Our experiences might not look the same; you could read my story, without knowing the details, and still connect to the core emotion beneath my experiences, because they resemble your own.
You may not have had a nervous breakdown at university, for example, but you might have had one at work. You might have had one after having a child. You might even have just realized that you’re heading toward one.
Our universal experiences connect us.
When I reveal the depths of my own suffering, people open up and show me theirs. We dance in our shared humanity, releasing our heavy burdens as we move as one.
Remember this mantra: It’s okay not to be okay, and it’s okay to admit this to myself. We all suffer sometimes. Admitting I need help isn’t a weakness; it’s a brave act of reclamation over my mental well-being.
2. Hearing others’ stories normalizes our struggle.
Listening to other people’s stories—on their blogs, podcasts, or books—helped me to accept, and seek help for, my own suffering.
And all too often, I wish I’d heard these stories sooner.
If I had I known, for example, when I was twenty-two and running my own business after reading The Four Hour Work Week, that the author (and my idol) Tim Ferriss had planned to commit suicide when he was at university, would I have put so much pressure on myself to be successful?
Would I still have measured myself against him, and others of the same ilk, or would I have seen him as a fellow, imperfect, human being?
Would I have been more vigilant in managing my mental health, knowing how dark “striving” can become?
It’s impossible to know, of course. But what I do know is that when people share their stories, it helps others who are going through the same thing. Instead of judging those who choose to share (as I often worry will be the reaction when I share my own), we connect to them.
It normalizes suffering. And it normalizes talking about, and getting help for, that suffering.
Remember this mantra: There is always someone else who’s going through (or has been through) what I’m going through. If they got through it, so can I. There’s still hope for me.
3. There’s nothing to be ashamed of.
The third, and most important, reason I’m telling people about my therapeutic journey is simply this: I’m not ashamed of it.
I’m no longer concerned with being “perfect,” displaying a polished facade for all to see.
What’s far more important to me, especially in my work as a writer and a teacher, is to show my humanity.
To acknowledge my imperfections. To love my flaws. To let my students know that I too am a work-in-progress, and that’s perfectly fine.

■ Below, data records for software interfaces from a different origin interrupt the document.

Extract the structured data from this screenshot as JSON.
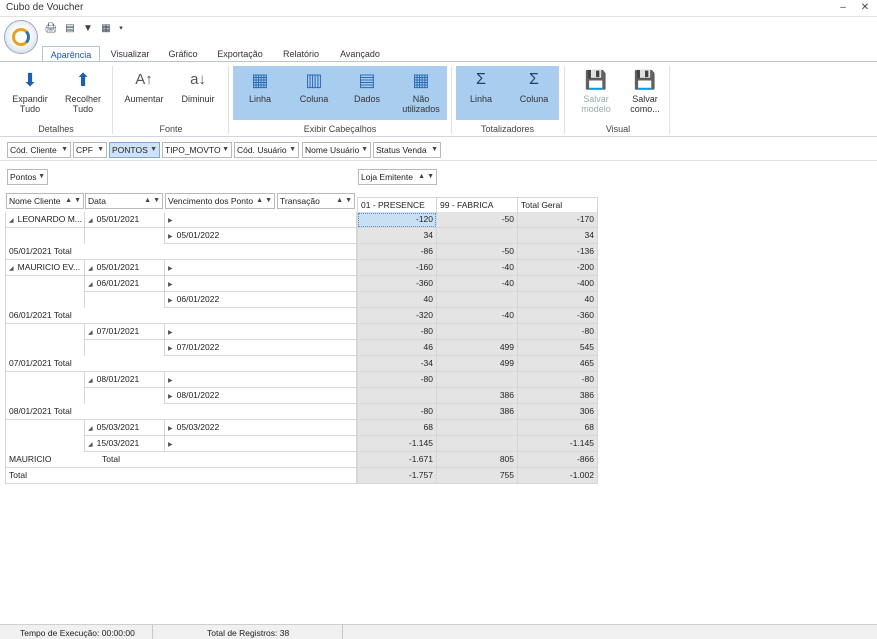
{
  "window": {
    "title": "Cubo de Voucher"
  },
  "ribbon": {
    "tabs": [
      "Aparência",
      "Visualizar",
      "Gráfico",
      "Exportação",
      "Relatório",
      "Avançado"
    ],
    "buttons": {
      "expandir": "Expandir Tudo",
      "recolher": "Recolher Tudo",
      "aumentar": "Aumentar",
      "diminuir": "Diminuir",
      "linha": "Linha",
      "coluna": "Coluna",
      "dados": "Dados",
      "nao_utilizados": "Não utilizados",
      "tot_linha": "Linha",
      "tot_coluna": "Coluna",
      "salvar_modelo": "Salvar modelo",
      "salvar_como": "Salvar como..."
    },
    "groups": {
      "detalhes": "Detalhes",
      "fonte": "Fonte",
      "exibir": "Exibir Cabeçalhos",
      "totalizadores": "Totalizadores",
      "visual": "Visual"
    }
  },
  "filters": [
    "Cód. Cliente",
    "CPF",
    "PONTOS",
    "TIPO_MOVTO",
    "Cód. Usuário",
    "Nome Usuário",
    "Status Venda"
  ],
  "data_field": "Pontos",
  "column_field": "Loja Emitente",
  "row_headers": [
    "Nome Cliente",
    "Data",
    "Vencimento dos Ponto",
    "Transação"
  ],
  "col_headers": [
    "01 - PRESENCE",
    "99 - FABRICA",
    "Total Geral"
  ],
  "rows": [
    {
      "c": "LEONARDO M...",
      "d": "05/01/2021",
      "v": "",
      "p": "-120",
      "f": "-50",
      "t": "-170"
    },
    {
      "c": "",
      "d": "",
      "v": "05/01/2022",
      "p": "34",
      "f": "",
      "t": "34"
    },
    {
      "c": "05/01/2021 Total",
      "d": "",
      "v": "",
      "p": "-86",
      "f": "-50",
      "t": "-136"
    },
    {
      "c": "MAURICIO EV...",
      "d": "05/01/2021",
      "v": "",
      "p": "-160",
      "f": "-40",
      "t": "-200"
    },
    {
      "c": "",
      "d": "06/01/2021",
      "v": "",
      "p": "-360",
      "f": "-40",
      "t": "-400"
    },
    {
      "c": "",
      "d": "",
      "v": "06/01/2022",
      "p": "40",
      "f": "",
      "t": "40"
    },
    {
      "c": "06/01/2021 Total",
      "d": "",
      "v": "",
      "p": "-320",
      "f": "-40",
      "t": "-360"
    },
    {
      "c": "",
      "d": "07/01/2021",
      "v": "",
      "p": "-80",
      "f": "",
      "t": "-80"
    },
    {
      "c": "",
      "d": "",
      "v": "07/01/2022",
      "p": "46",
      "f": "499",
      "t": "545"
    },
    {
      "c": "07/01/2021 Total",
      "d": "",
      "v": "",
      "p": "-34",
      "f": "499",
      "t": "465"
    },
    {
      "c": "",
      "d": "08/01/2021",
      "v": "",
      "p": "-80",
      "f": "",
      "t": "-80"
    },
    {
      "c": "",
      "d": "",
      "v": "08/01/2022",
      "p": "",
      "f": "386",
      "t": "386"
    },
    {
      "c": "08/01/2021 Total",
      "d": "",
      "v": "",
      "p": "-80",
      "f": "386",
      "t": "306"
    },
    {
      "c": "",
      "d": "05/03/2021",
      "v": "05/03/2022",
      "p": "68",
      "f": "",
      "t": "68"
    },
    {
      "c": "",
      "d": "15/03/2021",
      "v": "",
      "p": "-1.145",
      "f": "",
      "t": "-1.145"
    },
    {
      "c": "MAURICIO",
      "d": "Total",
      "v": "",
      "p": "-1.671",
      "f": "805",
      "t": "-866"
    },
    {
      "c": "Total",
      "d": "",
      "v": "",
      "p": "-1.757",
      "f": "755",
      "t": "-1.002"
    }
  ],
  "status": {
    "exec_time": "Tempo de Execução: 00:00:00",
    "total_records": "Total de Registros: 38"
  }
}
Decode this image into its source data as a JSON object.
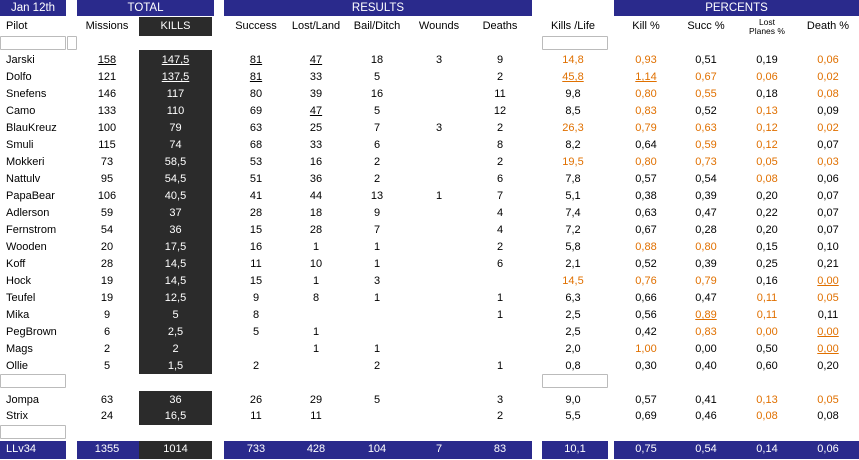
{
  "header": {
    "date": "Jan 12th",
    "total": "TOTAL",
    "results": "RESULTS",
    "percents": "PERCENTS"
  },
  "columns": {
    "pilot": "Pilot",
    "missions": "Missions",
    "kills": "KILLS",
    "success": "Success",
    "lostland": "Lost/Land",
    "bail": "Bail/Ditch",
    "wounds": "Wounds",
    "deaths": "Deaths",
    "kpl": "Kills /Life",
    "killpct": "Kill %",
    "succpct": "Succ %",
    "lostpct_line1": "Lost",
    "lostpct_line2": "Planes %",
    "deathpct": "Death %"
  },
  "rows": [
    {
      "pilot": "Jarski",
      "missions": "158",
      "kills": "147,5",
      "success": "81",
      "lostland": "47",
      "bail": "18",
      "wounds": "3",
      "deaths": "9",
      "kpl": "14,8",
      "killpct": "0,93",
      "succpct": "0,51",
      "lostpct": "0,19",
      "deathpct": "0,06"
    },
    {
      "pilot": "Dolfo",
      "missions": "121",
      "kills": "137,5",
      "success": "81",
      "lostland": "33",
      "bail": "5",
      "wounds": "",
      "deaths": "2",
      "kpl": "45,8",
      "killpct": "1,14",
      "succpct": "0,67",
      "lostpct": "0,06",
      "deathpct": "0,02"
    },
    {
      "pilot": "Snefens",
      "missions": "146",
      "kills": "117",
      "success": "80",
      "lostland": "39",
      "bail": "16",
      "wounds": "",
      "deaths": "11",
      "kpl": "9,8",
      "killpct": "0,80",
      "succpct": "0,55",
      "lostpct": "0,18",
      "deathpct": "0,08"
    },
    {
      "pilot": "Camo",
      "missions": "133",
      "kills": "110",
      "success": "69",
      "lostland": "47",
      "bail": "5",
      "wounds": "",
      "deaths": "12",
      "kpl": "8,5",
      "killpct": "0,83",
      "succpct": "0,52",
      "lostpct": "0,13",
      "deathpct": "0,09"
    },
    {
      "pilot": "BlauKreuz",
      "missions": "100",
      "kills": "79",
      "success": "63",
      "lostland": "25",
      "bail": "7",
      "wounds": "3",
      "deaths": "2",
      "kpl": "26,3",
      "killpct": "0,79",
      "succpct": "0,63",
      "lostpct": "0,12",
      "deathpct": "0,02"
    },
    {
      "pilot": "Smuli",
      "missions": "115",
      "kills": "74",
      "success": "68",
      "lostland": "33",
      "bail": "6",
      "wounds": "",
      "deaths": "8",
      "kpl": "8,2",
      "killpct": "0,64",
      "succpct": "0,59",
      "lostpct": "0,12",
      "deathpct": "0,07"
    },
    {
      "pilot": "Mokkeri",
      "missions": "73",
      "kills": "58,5",
      "success": "53",
      "lostland": "16",
      "bail": "2",
      "wounds": "",
      "deaths": "2",
      "kpl": "19,5",
      "killpct": "0,80",
      "succpct": "0,73",
      "lostpct": "0,05",
      "deathpct": "0,03"
    },
    {
      "pilot": "Nattulv",
      "missions": "95",
      "kills": "54,5",
      "success": "51",
      "lostland": "36",
      "bail": "2",
      "wounds": "",
      "deaths": "6",
      "kpl": "7,8",
      "killpct": "0,57",
      "succpct": "0,54",
      "lostpct": "0,08",
      "deathpct": "0,06"
    },
    {
      "pilot": "PapaBear",
      "missions": "106",
      "kills": "40,5",
      "success": "41",
      "lostland": "44",
      "bail": "13",
      "wounds": "1",
      "deaths": "7",
      "kpl": "5,1",
      "killpct": "0,38",
      "succpct": "0,39",
      "lostpct": "0,20",
      "deathpct": "0,07"
    },
    {
      "pilot": "Adlerson",
      "missions": "59",
      "kills": "37",
      "success": "28",
      "lostland": "18",
      "bail": "9",
      "wounds": "",
      "deaths": "4",
      "kpl": "7,4",
      "killpct": "0,63",
      "succpct": "0,47",
      "lostpct": "0,22",
      "deathpct": "0,07"
    },
    {
      "pilot": "Fernstrom",
      "missions": "54",
      "kills": "36",
      "success": "15",
      "lostland": "28",
      "bail": "7",
      "wounds": "",
      "deaths": "4",
      "kpl": "7,2",
      "killpct": "0,67",
      "succpct": "0,28",
      "lostpct": "0,20",
      "deathpct": "0,07"
    },
    {
      "pilot": "Wooden",
      "missions": "20",
      "kills": "17,5",
      "success": "16",
      "lostland": "1",
      "bail": "1",
      "wounds": "",
      "deaths": "2",
      "kpl": "5,8",
      "killpct": "0,88",
      "succpct": "0,80",
      "lostpct": "0,15",
      "deathpct": "0,10"
    },
    {
      "pilot": "Koff",
      "missions": "28",
      "kills": "14,5",
      "success": "11",
      "lostland": "10",
      "bail": "1",
      "wounds": "",
      "deaths": "6",
      "kpl": "2,1",
      "killpct": "0,52",
      "succpct": "0,39",
      "lostpct": "0,25",
      "deathpct": "0,21"
    },
    {
      "pilot": "Hock",
      "missions": "19",
      "kills": "14,5",
      "success": "15",
      "lostland": "1",
      "bail": "3",
      "wounds": "",
      "deaths": "",
      "kpl": "14,5",
      "killpct": "0,76",
      "succpct": "0,79",
      "lostpct": "0,16",
      "deathpct": "0,00"
    },
    {
      "pilot": "Teufel",
      "missions": "19",
      "kills": "12,5",
      "success": "9",
      "lostland": "8",
      "bail": "1",
      "wounds": "",
      "deaths": "1",
      "kpl": "6,3",
      "killpct": "0,66",
      "succpct": "0,47",
      "lostpct": "0,11",
      "deathpct": "0,05"
    },
    {
      "pilot": "Mika",
      "missions": "9",
      "kills": "5",
      "success": "8",
      "lostland": "",
      "bail": "",
      "wounds": "",
      "deaths": "1",
      "kpl": "2,5",
      "killpct": "0,56",
      "succpct": "0,89",
      "lostpct": "0,11",
      "deathpct": "0,11"
    },
    {
      "pilot": "PegBrown",
      "missions": "6",
      "kills": "2,5",
      "success": "5",
      "lostland": "1",
      "bail": "",
      "wounds": "",
      "deaths": "",
      "kpl": "2,5",
      "killpct": "0,42",
      "succpct": "0,83",
      "lostpct": "0,00",
      "deathpct": "0,00"
    },
    {
      "pilot": "Mags",
      "missions": "2",
      "kills": "2",
      "success": "",
      "lostland": "1",
      "bail": "1",
      "wounds": "",
      "deaths": "",
      "kpl": "2,0",
      "killpct": "1,00",
      "succpct": "0,00",
      "lostpct": "0,50",
      "deathpct": "0,00"
    },
    {
      "pilot": "Ollie",
      "missions": "5",
      "kills": "1,5",
      "success": "2",
      "lostland": "",
      "bail": "2",
      "wounds": "",
      "deaths": "1",
      "kpl": "0,8",
      "killpct": "0,30",
      "succpct": "0,40",
      "lostpct": "0,60",
      "deathpct": "0,20"
    },
    {
      "pilot": "Jompa",
      "missions": "63",
      "kills": "36",
      "success": "26",
      "lostland": "29",
      "bail": "5",
      "wounds": "",
      "deaths": "3",
      "kpl": "9,0",
      "killpct": "0,57",
      "succpct": "0,41",
      "lostpct": "0,13",
      "deathpct": "0,05"
    },
    {
      "pilot": "Strix",
      "missions": "24",
      "kills": "16,5",
      "success": "11",
      "lostland": "11",
      "bail": "",
      "wounds": "",
      "deaths": "2",
      "kpl": "5,5",
      "killpct": "0,69",
      "succpct": "0,46",
      "lostpct": "0,08",
      "deathpct": "0,08"
    }
  ],
  "totals": {
    "pilot": "LLv34",
    "missions": "1355",
    "kills": "1014",
    "success": "733",
    "lostland": "428",
    "bail": "104",
    "wounds": "7",
    "deaths": "83",
    "kpl": "10,1",
    "killpct": "0,75",
    "succpct": "0,54",
    "lostpct": "0,14",
    "deathpct": "0,06"
  },
  "colors": {
    "band": "#2a2a8c",
    "kills_bg": "#2b2b2b",
    "highlight": "#e07000"
  }
}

We live in a superficial culture, one that often values appearances above all else. But if what we have to offer is only skin deep, and if our lives are not fulfilling but “look good” on the surface, we remain cold and hollow inside. If all we care about is what others think of us, we never get to live life for ourselves.
The only road to true freedom, in my experience, is to release concern about what others think.
So much of my anxiety was caused by perpetual imposter syndrome, especially in relationships; I was always worried about being “found out,” being seen as a fraud, being exposed for who I really was (a deeply loving person, not a “cool girl who doesn’t care”).
The people who love and appreciate us for who we really are, those are the people we want in our world.
Shame can’t penetrate the walls of our authenticity. No entry allowed.
Remember this: There’s no shame in acknowledging, and seeking help for, my suffering. The people who love me will support me when I need it. It’s safe to be who I truly am.